Study material

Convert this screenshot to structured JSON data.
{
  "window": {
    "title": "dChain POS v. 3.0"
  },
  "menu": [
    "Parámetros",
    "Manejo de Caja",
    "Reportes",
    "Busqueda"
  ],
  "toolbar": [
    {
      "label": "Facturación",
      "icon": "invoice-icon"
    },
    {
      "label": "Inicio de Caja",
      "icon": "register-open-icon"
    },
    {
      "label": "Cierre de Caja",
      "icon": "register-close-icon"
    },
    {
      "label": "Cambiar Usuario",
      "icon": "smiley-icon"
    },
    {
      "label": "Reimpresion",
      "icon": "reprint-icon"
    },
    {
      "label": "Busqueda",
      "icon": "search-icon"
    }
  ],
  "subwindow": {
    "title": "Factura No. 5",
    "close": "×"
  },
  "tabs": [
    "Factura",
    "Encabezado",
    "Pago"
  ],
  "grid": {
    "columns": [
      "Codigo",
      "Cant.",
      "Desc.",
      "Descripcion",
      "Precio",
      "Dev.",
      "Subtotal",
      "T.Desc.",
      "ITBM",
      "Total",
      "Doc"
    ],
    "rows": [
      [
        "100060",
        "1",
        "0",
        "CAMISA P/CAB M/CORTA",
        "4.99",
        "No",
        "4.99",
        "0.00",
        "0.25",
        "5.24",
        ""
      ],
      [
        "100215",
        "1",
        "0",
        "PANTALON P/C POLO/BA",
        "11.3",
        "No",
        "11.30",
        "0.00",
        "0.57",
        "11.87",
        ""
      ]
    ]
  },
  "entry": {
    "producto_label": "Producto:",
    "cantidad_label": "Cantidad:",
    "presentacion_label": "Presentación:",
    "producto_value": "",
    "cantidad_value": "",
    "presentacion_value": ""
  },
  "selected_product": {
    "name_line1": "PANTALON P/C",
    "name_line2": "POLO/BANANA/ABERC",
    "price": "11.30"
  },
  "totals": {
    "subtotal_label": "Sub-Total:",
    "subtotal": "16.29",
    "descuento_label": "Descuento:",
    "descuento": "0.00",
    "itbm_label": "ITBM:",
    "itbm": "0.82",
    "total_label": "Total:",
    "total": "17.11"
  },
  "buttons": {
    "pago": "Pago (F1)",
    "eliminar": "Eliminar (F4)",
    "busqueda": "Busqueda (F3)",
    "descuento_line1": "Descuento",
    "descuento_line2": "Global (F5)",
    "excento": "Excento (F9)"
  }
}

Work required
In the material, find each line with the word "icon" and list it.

Response below
      "icon": "invoice-icon"
      "icon": "register-open-icon"
      "icon": "register-close-icon"
      "icon": "smiley-icon"
      "icon": "reprint-icon"
      "icon": "search-icon"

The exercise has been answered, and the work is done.